The traffickers would threaten the victims and their family members with physical harm, and even death, if they did not work or surrender their entire paychecks. The traffickers punished another minor victim when he complained about working at the egg farm by moving him to a different trailer "that was unsanitary and unsafe, with no bed, no heat, no hot water, no working toilets, and vermin." The traffickers then called the minor victim’s father and threatened to shoot the father in the head if the minor victim did not work.
On May 7, U.S. Attorney General Sessions announced a new "zero tolerance" policy to forcibly separate illegal immigrants from their children, and to detain those children even in cases where their parents are returned back across the border. The policy has been criticized as a political tactic designed to force politicians to negotiate in favor of a proposed border wall.
If you are smuggling a child, then we will prosecute you and that child will be separated from you as required by law. If you don’t like that, then don’t smuggle children over our border. In order to carry out these important new enforcement policies, I have sent 35 prosecutors to the Southwest and moved 18 immigration judges to the border.
Attorney General Sessions, ASCIA 2018 Conference

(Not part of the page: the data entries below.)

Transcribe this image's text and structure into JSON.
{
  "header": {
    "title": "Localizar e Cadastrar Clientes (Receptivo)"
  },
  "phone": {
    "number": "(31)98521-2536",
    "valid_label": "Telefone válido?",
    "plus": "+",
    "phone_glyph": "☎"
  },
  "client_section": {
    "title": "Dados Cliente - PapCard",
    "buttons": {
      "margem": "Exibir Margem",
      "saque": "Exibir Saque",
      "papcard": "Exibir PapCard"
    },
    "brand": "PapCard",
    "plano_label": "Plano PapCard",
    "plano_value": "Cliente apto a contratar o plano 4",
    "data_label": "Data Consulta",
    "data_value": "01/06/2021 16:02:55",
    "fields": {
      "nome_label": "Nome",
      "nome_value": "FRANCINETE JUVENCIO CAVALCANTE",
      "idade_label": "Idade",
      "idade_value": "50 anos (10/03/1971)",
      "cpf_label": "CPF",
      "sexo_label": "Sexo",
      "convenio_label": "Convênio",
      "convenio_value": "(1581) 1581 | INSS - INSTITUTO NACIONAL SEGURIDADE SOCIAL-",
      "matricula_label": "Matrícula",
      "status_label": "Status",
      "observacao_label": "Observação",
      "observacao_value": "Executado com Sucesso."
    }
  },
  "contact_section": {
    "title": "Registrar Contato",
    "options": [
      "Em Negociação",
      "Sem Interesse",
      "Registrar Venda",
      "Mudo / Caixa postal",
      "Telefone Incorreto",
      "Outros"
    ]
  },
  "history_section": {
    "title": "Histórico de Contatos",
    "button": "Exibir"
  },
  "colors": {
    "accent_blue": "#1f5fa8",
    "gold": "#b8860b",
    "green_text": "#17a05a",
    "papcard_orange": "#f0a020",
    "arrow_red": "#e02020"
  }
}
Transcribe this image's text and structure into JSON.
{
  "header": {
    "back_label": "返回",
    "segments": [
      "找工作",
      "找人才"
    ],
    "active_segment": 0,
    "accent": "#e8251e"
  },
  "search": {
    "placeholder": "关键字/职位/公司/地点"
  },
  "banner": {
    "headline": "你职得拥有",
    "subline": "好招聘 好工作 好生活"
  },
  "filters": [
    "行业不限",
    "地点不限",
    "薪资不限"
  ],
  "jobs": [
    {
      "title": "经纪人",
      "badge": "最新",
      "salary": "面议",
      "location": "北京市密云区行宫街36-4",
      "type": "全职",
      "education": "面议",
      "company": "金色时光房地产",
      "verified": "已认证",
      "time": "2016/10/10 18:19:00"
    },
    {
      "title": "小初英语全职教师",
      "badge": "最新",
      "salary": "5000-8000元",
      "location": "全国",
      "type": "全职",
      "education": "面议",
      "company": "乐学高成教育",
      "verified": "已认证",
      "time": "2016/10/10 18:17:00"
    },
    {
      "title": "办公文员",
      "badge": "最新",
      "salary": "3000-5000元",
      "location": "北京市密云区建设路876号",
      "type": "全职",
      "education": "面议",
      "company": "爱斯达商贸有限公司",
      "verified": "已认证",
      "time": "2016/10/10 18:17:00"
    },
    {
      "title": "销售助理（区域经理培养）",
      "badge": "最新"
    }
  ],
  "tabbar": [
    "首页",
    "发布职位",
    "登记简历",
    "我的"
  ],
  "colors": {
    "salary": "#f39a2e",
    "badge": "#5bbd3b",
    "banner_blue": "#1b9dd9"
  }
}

Today there are twelve thousand minors in HHS custody, forcibly removed from their families. They are being held in makeshift prisons described as "cages" (concrete walls and steel fences). Children sleep on the floor, locked inside for 22 hours a day. As a country, we have kidnapped children from their parents and imprisoned them. Our tax dollars pay our government to carry out these actions, our corporations directly contribute, and we are all culpable. If a country is judged by how it treats its most vulnerable, be they citizens or asylum seekers, we have failed the test.
One might argue for long-term solutions to our manufactured immigration "crisis" (end the drug war, reinstate asylum protections, provide a realistic path toward productive citizenship) but this detatched and insensitive position glosses over the physical and emotional pain we are inflicting on innocent children right now. We do not have unlimited resources, but we plan to volunteer with the MIRA Coalition over the next few months, we plan to vote the proponents of this policy out of office, and we will continue this discussion whenever and wherever possible.
In 1939, when confronted with the news that three million Jews would be killed in Poland, IBM quietly supported the effort:
The German managers of IBM Berlin sent a letter to Thomas Watson ... that, due to the "situation," they need high-speed alphabetizing equipment. IBM wanted no paper trail, so an oral agreement was made, passed from New York to Geneva to Berlin, and those alphabetizers were approved by Watson, personally, before the end of the month.
IBM built equipment for the Nazis. The machines were used to orchestrate the Holocaust by tracking oil supplies, train schedules for death camps, the victims themselves, and their bank accounts. IBM's morally bankrupt actions bear a striking parallel to today's technology companies:
Microsoft CEO Satya Nadella downplayed his company’s work with U.S. Immigration and Customs Enforcement in a company-wide email sent this evening, saying that Microsoft’s contract with ICE deals only with email, calendar, and messaging — not with separating children from their parents.
[Amazon] is actively seeking to provide the Immigration and Customs Enforcement (ICE) ... with Rekognition, the controversial facial recognition system. The pitch was part of a larger discussion of Amazon Web Services offerings to ICE, an offering including artificial intelligence algorithms and predictive analytics.
The operation of concentration camps requires significant logistical support, and dozens of technology companies, news organizations, and even educational institutions have jumped at the opportunity to profit from this ongoing crime against humanity. IBM was recently awarded an $81m contract with ICE for technology services.
Published June 20, 2018 by Ethan F Grant